In another passage this prayer is found: “May the god Soma, he whom they call the Moon, free me.” Again, “Soma is the moon, the food of the gods.” “The sun has the nature of Agni, the moon of Soma.”
In the “Vishnu Purāna” we read, “Soma was appointed monarch of the stars and plants, of Brāhmans and plants, of sacrifices and penance.” In this Purāna we have quite a different account of the origin of Soma; but it must be borne in mind that in this account the term refers only to the moon.
At the time the “Vishnu Purāna” was written, intoxicants were strictly forbidden; hence Soma, as the god of the intoxicating juice, was no longer known and praised. According to that Purāna, Soma was the son of Atri, the son of Brahmā.
He performed the Rājasuya sacrifice, and from the glory-thence acquired, and the immense dominion with which he had been invested, became so arrogant and licentious, that he carried off Tārā, the wife of Vrihaspati, the preceptor of the gods.
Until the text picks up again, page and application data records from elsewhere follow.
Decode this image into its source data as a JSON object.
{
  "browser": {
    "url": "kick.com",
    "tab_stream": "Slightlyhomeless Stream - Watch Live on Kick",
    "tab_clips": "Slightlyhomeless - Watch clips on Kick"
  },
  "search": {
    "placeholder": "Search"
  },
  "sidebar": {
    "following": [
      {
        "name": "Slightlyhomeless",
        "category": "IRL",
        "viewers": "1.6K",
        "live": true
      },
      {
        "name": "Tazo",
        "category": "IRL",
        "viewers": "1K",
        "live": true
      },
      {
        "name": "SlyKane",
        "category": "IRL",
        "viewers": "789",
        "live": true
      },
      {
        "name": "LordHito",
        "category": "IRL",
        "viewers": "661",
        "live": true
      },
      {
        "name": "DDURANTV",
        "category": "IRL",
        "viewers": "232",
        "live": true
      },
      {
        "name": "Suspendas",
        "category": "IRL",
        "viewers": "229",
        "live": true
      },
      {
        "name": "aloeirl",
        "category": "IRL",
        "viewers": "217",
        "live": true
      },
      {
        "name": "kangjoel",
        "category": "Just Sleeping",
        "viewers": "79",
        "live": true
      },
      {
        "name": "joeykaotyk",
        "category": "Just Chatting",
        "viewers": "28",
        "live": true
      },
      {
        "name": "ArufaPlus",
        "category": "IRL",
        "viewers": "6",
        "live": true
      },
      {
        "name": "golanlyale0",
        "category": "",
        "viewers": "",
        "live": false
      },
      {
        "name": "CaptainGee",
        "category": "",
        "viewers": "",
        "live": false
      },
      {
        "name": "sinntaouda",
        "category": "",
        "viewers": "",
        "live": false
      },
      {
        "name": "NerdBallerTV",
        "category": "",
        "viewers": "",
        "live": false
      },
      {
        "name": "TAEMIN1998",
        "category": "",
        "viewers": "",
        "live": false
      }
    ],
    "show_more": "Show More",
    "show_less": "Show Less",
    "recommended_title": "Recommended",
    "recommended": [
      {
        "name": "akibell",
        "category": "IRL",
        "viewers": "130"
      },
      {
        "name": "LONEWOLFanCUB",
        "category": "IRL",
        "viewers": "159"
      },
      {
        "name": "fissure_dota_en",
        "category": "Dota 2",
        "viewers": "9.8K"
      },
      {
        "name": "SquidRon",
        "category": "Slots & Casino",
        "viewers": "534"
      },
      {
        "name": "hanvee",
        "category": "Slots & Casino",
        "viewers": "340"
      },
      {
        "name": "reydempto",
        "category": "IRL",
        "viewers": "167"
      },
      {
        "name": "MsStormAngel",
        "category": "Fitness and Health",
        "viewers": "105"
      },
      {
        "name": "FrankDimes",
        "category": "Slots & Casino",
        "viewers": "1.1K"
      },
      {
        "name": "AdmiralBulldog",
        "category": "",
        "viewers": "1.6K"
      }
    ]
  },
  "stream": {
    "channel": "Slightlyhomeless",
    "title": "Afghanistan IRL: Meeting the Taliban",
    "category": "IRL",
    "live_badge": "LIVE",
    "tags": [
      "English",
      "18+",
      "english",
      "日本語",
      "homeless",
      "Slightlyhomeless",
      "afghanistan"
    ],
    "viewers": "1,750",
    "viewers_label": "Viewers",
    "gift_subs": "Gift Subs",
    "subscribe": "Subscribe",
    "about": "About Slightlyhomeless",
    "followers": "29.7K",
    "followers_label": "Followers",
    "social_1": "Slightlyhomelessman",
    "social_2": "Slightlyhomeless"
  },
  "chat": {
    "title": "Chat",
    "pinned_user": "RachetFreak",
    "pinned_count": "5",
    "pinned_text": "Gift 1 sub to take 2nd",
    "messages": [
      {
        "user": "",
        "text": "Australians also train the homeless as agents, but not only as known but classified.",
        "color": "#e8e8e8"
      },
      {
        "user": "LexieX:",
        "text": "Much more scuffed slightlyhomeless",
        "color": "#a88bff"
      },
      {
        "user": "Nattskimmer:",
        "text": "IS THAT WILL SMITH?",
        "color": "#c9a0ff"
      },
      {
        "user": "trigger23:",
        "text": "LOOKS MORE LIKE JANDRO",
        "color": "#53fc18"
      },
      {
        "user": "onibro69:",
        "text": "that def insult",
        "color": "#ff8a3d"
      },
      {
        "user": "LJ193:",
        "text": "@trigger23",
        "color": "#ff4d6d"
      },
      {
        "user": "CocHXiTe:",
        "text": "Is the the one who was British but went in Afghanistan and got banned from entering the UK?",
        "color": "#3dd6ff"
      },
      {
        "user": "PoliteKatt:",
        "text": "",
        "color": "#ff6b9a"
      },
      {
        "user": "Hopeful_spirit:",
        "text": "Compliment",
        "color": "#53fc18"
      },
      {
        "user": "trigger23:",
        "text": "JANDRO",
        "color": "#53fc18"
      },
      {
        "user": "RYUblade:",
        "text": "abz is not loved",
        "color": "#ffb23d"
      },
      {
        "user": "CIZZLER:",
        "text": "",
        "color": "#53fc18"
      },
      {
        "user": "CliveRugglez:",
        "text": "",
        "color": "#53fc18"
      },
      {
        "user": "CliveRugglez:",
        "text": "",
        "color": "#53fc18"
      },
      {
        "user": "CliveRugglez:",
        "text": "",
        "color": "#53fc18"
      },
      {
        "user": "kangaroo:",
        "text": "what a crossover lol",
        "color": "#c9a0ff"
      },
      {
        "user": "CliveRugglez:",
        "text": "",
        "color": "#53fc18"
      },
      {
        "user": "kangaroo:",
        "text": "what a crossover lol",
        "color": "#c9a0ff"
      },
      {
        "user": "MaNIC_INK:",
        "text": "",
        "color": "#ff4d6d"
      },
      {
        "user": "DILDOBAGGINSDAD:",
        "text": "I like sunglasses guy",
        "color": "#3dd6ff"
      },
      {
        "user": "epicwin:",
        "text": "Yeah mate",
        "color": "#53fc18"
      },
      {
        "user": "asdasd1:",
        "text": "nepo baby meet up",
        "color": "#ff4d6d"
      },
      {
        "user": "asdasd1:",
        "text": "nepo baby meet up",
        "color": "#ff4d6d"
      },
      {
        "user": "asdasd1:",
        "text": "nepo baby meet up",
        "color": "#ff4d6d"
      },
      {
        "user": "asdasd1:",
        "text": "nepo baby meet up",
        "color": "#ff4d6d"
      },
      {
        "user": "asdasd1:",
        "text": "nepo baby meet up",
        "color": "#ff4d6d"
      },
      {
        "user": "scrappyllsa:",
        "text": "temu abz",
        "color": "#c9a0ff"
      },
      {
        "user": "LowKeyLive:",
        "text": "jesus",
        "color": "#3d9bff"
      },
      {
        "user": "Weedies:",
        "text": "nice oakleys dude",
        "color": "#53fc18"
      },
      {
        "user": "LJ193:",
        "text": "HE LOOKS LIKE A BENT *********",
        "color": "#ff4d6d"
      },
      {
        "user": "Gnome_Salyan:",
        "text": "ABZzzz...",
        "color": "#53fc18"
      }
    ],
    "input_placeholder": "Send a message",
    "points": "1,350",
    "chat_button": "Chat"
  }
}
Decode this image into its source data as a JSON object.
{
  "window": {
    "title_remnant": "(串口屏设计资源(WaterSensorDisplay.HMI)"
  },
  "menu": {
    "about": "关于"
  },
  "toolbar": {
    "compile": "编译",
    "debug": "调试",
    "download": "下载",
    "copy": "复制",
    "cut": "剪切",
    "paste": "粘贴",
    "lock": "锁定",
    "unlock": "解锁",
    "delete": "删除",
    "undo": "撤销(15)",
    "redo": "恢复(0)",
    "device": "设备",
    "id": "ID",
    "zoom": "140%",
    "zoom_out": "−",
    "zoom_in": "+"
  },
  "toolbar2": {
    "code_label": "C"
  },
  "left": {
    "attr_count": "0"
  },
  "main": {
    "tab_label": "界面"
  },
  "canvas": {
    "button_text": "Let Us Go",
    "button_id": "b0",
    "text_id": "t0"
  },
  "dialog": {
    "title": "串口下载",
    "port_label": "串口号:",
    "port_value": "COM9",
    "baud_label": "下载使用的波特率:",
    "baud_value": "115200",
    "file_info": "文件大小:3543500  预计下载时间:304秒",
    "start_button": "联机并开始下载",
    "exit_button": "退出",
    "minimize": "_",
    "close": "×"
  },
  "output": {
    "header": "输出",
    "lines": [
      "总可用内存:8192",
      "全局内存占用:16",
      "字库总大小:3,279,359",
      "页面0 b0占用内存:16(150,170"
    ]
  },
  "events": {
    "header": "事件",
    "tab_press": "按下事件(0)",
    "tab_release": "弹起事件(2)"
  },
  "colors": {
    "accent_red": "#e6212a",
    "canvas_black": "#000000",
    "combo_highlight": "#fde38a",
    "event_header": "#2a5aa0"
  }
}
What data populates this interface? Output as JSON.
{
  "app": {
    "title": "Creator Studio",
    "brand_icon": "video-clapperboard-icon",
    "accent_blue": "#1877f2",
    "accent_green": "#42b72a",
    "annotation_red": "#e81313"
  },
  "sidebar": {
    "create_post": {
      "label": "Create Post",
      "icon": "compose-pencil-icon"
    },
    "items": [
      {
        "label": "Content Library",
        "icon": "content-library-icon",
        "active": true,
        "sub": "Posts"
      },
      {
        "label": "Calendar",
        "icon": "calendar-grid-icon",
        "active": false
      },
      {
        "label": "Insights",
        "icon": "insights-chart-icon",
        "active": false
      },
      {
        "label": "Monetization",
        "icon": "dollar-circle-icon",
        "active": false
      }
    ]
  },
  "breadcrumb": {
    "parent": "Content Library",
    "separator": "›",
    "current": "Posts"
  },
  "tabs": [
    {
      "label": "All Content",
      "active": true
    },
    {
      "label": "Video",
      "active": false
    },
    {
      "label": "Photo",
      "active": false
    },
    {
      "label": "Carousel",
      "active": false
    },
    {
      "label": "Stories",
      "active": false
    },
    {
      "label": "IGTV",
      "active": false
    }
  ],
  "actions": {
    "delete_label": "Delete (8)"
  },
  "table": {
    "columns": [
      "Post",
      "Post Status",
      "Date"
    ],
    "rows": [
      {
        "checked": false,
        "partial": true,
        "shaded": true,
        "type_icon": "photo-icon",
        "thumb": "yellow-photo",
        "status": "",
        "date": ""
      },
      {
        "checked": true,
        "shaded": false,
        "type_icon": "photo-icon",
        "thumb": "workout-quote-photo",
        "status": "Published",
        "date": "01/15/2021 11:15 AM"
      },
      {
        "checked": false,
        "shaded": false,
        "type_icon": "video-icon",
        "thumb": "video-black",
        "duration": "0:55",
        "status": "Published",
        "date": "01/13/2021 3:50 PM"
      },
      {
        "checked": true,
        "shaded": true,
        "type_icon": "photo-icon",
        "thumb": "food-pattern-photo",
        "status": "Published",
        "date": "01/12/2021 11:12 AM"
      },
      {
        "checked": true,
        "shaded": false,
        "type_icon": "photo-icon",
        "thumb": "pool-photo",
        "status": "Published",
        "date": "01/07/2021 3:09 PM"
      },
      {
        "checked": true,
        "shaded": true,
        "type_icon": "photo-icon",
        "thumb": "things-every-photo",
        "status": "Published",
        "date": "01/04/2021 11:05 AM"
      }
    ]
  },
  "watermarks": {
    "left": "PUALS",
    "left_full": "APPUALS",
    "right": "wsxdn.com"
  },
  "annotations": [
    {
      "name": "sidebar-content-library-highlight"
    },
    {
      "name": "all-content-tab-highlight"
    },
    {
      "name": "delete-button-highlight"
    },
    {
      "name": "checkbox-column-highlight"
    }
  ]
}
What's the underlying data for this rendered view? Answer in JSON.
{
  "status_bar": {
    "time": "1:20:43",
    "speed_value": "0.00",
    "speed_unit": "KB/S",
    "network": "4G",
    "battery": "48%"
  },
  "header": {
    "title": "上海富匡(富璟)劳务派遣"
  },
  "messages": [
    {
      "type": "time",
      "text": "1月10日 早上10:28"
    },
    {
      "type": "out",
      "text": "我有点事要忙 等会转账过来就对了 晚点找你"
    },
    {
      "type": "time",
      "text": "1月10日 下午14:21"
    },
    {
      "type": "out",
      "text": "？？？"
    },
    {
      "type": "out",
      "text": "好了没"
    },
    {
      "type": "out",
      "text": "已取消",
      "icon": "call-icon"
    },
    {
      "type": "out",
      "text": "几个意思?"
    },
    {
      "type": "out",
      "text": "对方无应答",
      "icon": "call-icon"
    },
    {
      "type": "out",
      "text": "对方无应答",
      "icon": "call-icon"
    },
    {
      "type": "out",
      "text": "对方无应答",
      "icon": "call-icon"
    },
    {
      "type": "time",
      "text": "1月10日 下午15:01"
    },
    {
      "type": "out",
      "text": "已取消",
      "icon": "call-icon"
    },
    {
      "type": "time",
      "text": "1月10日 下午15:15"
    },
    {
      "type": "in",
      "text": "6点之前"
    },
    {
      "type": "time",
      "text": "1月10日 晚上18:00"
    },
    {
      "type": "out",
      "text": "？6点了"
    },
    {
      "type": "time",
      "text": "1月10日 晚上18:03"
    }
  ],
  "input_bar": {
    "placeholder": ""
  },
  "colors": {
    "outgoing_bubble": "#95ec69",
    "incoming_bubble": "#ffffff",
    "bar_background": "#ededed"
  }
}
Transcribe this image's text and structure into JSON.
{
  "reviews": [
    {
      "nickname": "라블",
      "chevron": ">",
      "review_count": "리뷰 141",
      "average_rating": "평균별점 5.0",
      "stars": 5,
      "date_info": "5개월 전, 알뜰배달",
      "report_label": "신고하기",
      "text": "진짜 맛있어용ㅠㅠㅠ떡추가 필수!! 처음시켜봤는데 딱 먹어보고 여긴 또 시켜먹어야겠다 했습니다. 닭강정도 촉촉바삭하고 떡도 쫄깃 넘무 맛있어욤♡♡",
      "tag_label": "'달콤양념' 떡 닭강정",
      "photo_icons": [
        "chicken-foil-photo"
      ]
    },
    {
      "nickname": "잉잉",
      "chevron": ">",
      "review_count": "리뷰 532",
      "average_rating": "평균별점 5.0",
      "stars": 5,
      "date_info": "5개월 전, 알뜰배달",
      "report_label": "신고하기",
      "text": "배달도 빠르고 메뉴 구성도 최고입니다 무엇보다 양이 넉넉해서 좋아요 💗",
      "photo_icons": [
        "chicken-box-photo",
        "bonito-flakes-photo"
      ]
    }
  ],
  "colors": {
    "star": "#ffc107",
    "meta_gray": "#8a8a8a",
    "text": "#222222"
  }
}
In vain Vrihaspati sought to recover his bride; in vain Brahmā commanded, and the holy sages remonstrated.
In consequence of this there was a great war; the gods fighting with Indra on the one side trying to recover Tārā; Soma with the demons on the other. At length she appealed to Brahmā for protection, who thereupon commanded Soma to restore her.
On her return, Vrihaspati finding she was pregnant, refused to receive her until after the birth of her child. In obedience to his orders, the child was immediately born; who being wonderful in beauty and power, both Vrihaspati and Soma claimed him as their son. Tārā being referred to, was too much ashamed to speak.
The child was so indignant at this, that he was about to curse her, saying, “Unless you declare who is my father, I will sentence you to such a fate as shall deter every female from hesitating to speak the truth.” On this Brahmā again interfered, pacifying the child, and saying to Tārā, “Tell me, my child, is this the child of Vrihaspati or Soma?”
“Of Soma,” she said, blushing. As soon as she had spoken, the lord of the constellations, his countenance being bright, embraced his son and said, “Well done, my boy; verily thou art wise;” and hence his name was Budha.